[Exercise brief]: Images do not belong in the copy. Retype all the entries below exactly.

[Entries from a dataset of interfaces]

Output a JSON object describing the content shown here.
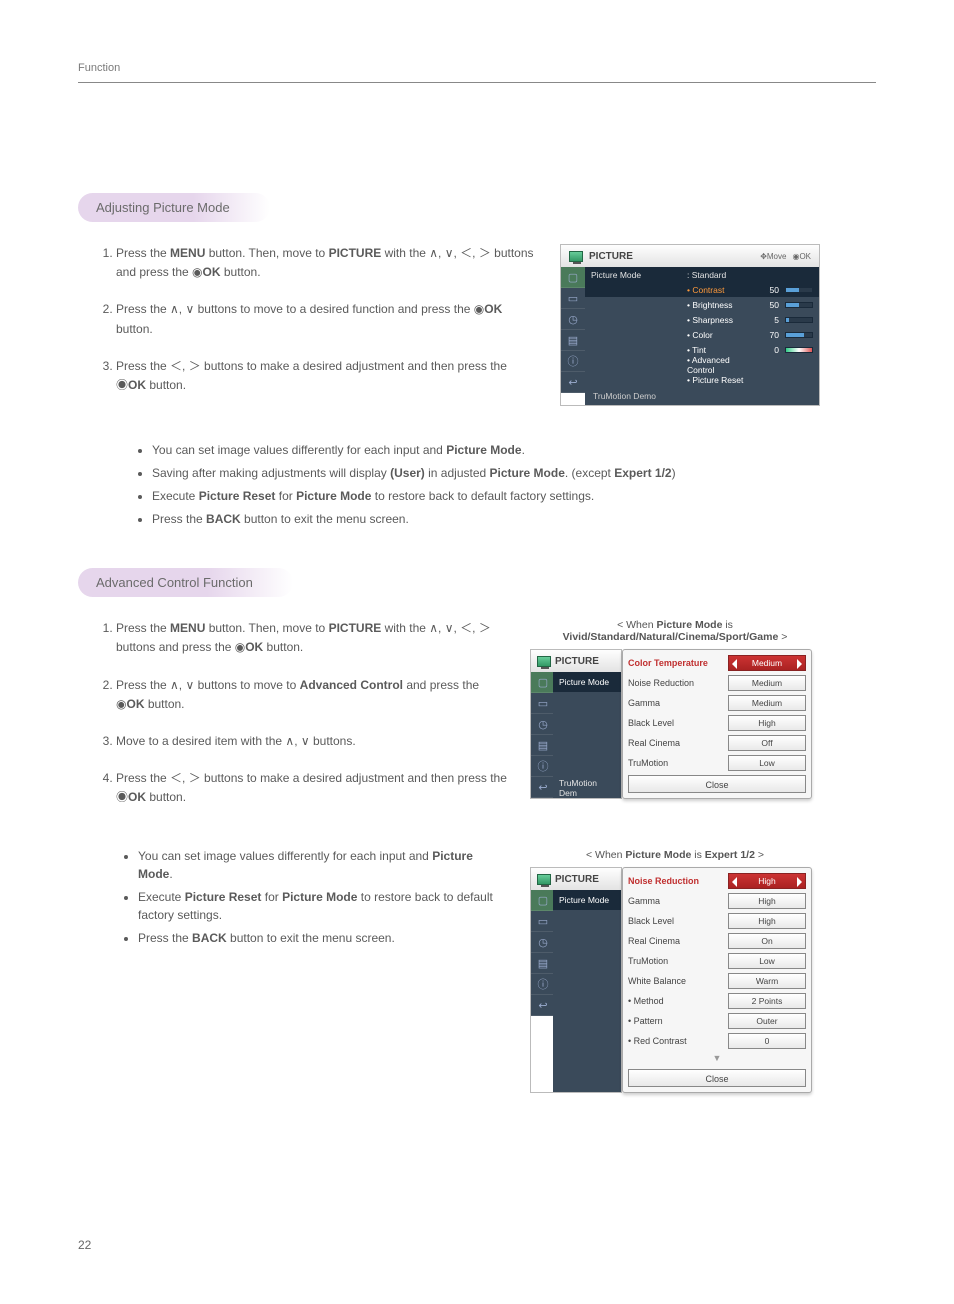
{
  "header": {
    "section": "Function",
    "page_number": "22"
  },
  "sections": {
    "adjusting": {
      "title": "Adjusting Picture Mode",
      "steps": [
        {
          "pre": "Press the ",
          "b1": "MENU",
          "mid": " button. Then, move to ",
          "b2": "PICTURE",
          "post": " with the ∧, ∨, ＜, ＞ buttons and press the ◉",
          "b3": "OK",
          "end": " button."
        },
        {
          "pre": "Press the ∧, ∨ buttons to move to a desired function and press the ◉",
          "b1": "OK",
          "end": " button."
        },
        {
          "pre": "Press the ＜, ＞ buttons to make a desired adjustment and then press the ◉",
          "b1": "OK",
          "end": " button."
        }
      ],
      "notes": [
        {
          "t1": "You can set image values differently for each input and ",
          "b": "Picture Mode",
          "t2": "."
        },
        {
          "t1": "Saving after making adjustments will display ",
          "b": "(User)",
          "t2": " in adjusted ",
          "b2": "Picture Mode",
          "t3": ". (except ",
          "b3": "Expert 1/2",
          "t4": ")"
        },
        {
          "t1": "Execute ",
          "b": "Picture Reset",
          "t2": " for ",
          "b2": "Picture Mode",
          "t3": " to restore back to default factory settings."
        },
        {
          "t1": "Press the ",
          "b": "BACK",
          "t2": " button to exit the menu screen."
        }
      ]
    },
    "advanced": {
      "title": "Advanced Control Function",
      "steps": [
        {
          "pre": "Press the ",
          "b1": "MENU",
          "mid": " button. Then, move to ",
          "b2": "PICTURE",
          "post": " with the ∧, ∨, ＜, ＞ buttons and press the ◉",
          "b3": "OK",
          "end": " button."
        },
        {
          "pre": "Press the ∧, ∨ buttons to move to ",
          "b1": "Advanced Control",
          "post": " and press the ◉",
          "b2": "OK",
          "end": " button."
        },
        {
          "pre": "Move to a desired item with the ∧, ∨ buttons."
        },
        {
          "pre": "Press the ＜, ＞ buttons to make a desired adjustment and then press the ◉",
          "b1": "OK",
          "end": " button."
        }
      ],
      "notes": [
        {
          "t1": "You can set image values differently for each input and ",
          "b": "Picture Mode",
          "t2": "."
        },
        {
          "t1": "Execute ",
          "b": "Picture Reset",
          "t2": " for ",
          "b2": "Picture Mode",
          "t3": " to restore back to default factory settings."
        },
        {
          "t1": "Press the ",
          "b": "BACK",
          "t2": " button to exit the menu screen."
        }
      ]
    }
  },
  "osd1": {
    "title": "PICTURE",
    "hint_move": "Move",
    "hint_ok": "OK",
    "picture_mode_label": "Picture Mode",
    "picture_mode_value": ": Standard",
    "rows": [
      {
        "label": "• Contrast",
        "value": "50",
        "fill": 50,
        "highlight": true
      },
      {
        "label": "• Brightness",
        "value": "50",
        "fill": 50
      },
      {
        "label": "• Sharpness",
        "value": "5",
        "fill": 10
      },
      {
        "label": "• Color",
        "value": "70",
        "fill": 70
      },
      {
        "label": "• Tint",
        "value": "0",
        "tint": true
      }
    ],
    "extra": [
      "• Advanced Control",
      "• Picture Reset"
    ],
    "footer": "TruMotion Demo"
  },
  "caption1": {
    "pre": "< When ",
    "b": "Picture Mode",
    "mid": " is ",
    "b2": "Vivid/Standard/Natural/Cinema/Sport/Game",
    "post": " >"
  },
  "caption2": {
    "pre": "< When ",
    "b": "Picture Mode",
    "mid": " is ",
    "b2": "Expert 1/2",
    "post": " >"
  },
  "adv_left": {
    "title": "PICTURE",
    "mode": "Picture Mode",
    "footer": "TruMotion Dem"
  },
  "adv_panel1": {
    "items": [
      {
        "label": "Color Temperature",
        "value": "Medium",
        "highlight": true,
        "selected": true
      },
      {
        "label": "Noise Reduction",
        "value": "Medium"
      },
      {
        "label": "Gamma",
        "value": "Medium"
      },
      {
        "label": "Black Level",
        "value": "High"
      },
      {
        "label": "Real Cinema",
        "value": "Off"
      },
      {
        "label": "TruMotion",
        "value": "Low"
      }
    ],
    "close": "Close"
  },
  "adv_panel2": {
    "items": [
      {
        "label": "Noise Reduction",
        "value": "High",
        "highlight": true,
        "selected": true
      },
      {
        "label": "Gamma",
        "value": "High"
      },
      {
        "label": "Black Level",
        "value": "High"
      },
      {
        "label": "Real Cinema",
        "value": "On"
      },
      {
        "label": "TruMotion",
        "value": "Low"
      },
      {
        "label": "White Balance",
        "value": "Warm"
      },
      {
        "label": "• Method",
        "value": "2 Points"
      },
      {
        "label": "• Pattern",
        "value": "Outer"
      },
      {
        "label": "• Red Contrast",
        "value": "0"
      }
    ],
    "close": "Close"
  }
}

[Written response]:
Output a JSON object describing the content shown here.
{
  "header": {
    "section": "Function",
    "page_number": "22"
  },
  "sections": {
    "adjusting": {
      "title": "Adjusting Picture Mode",
      "steps": [
        {
          "pre": "Press the ",
          "b1": "MENU",
          "mid": " button. Then, move to ",
          "b2": "PICTURE",
          "post": " with the ∧, ∨, ＜, ＞ buttons and press the ◉",
          "b3": "OK",
          "end": " button."
        },
        {
          "pre": "Press the ∧, ∨ buttons to move to a desired function and press the ◉",
          "b1": "OK",
          "end": " button."
        },
        {
          "pre": "Press the ＜, ＞ buttons to make a desired adjustment and then press the ◉",
          "b1": "OK",
          "end": " button."
        }
      ],
      "notes": [
        {
          "t1": "You can set image values differently for each input and ",
          "b": "Picture Mode",
          "t2": "."
        },
        {
          "t1": "Saving after making adjustments will display ",
          "b": "(User)",
          "t2": " in adjusted ",
          "b2": "Picture Mode",
          "t3": ". (except ",
          "b3": "Expert 1/2",
          "t4": ")"
        },
        {
          "t1": "Execute ",
          "b": "Picture Reset",
          "t2": " for ",
          "b2": "Picture Mode",
          "t3": " to restore back to default factory settings."
        },
        {
          "t1": "Press the ",
          "b": "BACK",
          "t2": " button to exit the menu screen."
        }
      ]
    },
    "advanced": {
      "title": "Advanced Control Function",
      "steps": [
        {
          "pre": "Press the ",
          "b1": "MENU",
          "mid": " button. Then, move to ",
          "b2": "PICTURE",
          "post": " with the ∧, ∨, ＜, ＞ buttons and press the ◉",
          "b3": "OK",
          "end": " button."
        },
        {
          "pre": "Press the ∧, ∨ buttons to move to ",
          "b1": "Advanced Control",
          "post": " and press the ◉",
          "b2": "OK",
          "end": " button."
        },
        {
          "pre": "Move to a desired item with the ∧, ∨ buttons."
        },
        {
          "pre": "Press the ＜, ＞ buttons to make a desired adjustment and then press the ◉",
          "b1": "OK",
          "end": " button."
        }
      ],
      "notes": [
        {
          "t1": "You can set image values differently for each input and ",
          "b": "Picture Mode",
          "t2": "."
        },
        {
          "t1": "Execute ",
          "b": "Picture Reset",
          "t2": " for ",
          "b2": "Picture Mode",
          "t3": " to restore back to default factory settings."
        },
        {
          "t1": "Press the ",
          "b": "BACK",
          "t2": " button to exit the menu screen."
        }
      ]
    }
  },
  "osd1": {
    "title": "PICTURE",
    "hint_move": "Move",
    "hint_ok": "OK",
    "picture_mode_label": "Picture Mode",
    "picture_mode_value": ": Standard",
    "rows": [
      {
        "label": "• Contrast",
        "value": "50",
        "fill": 50,
        "highlight": true
      },
      {
        "label": "• Brightness",
        "value": "50",
        "fill": 50
      },
      {
        "label": "• Sharpness",
        "value": "5",
        "fill": 10
      },
      {
        "label": "• Color",
        "value": "70",
        "fill": 70
      },
      {
        "label": "• Tint",
        "value": "0",
        "tint": true
      }
    ],
    "extra": [
      "• Advanced Control",
      "• Picture Reset"
    ],
    "footer": "TruMotion Demo"
  },
  "caption1": {
    "pre": "< When ",
    "b": "Picture Mode",
    "mid": " is ",
    "b2": "Vivid/Standard/Natural/Cinema/Sport/Game",
    "post": " >"
  },
  "caption2": {
    "pre": "< When ",
    "b": "Picture Mode",
    "mid": " is ",
    "b2": "Expert 1/2",
    "post": " >"
  },
  "adv_left": {
    "title": "PICTURE",
    "mode": "Picture Mode",
    "footer": "TruMotion Dem"
  },
  "adv_panel1": {
    "items": [
      {
        "label": "Color Temperature",
        "value": "Medium",
        "highlight": true,
        "selected": true
      },
      {
        "label": "Noise Reduction",
        "value": "Medium"
      },
      {
        "label": "Gamma",
        "value": "Medium"
      },
      {
        "label": "Black Level",
        "value": "High"
      },
      {
        "label": "Real Cinema",
        "value": "Off"
      },
      {
        "label": "TruMotion",
        "value": "Low"
      }
    ],
    "close": "Close"
  },
  "adv_panel2": {
    "items": [
      {
        "label": "Noise Reduction",
        "value": "High",
        "highlight": true,
        "selected": true
      },
      {
        "label": "Gamma",
        "value": "High"
      },
      {
        "label": "Black Level",
        "value": "High"
      },
      {
        "label": "Real Cinema",
        "value": "On"
      },
      {
        "label": "TruMotion",
        "value": "Low"
      },
      {
        "label": "White Balance",
        "value": "Warm"
      },
      {
        "label": "• Method",
        "value": "2 Points"
      },
      {
        "label": "• Pattern",
        "value": "Outer"
      },
      {
        "label": "• Red Contrast",
        "value": "0"
      }
    ],
    "close": "Close"
  }
}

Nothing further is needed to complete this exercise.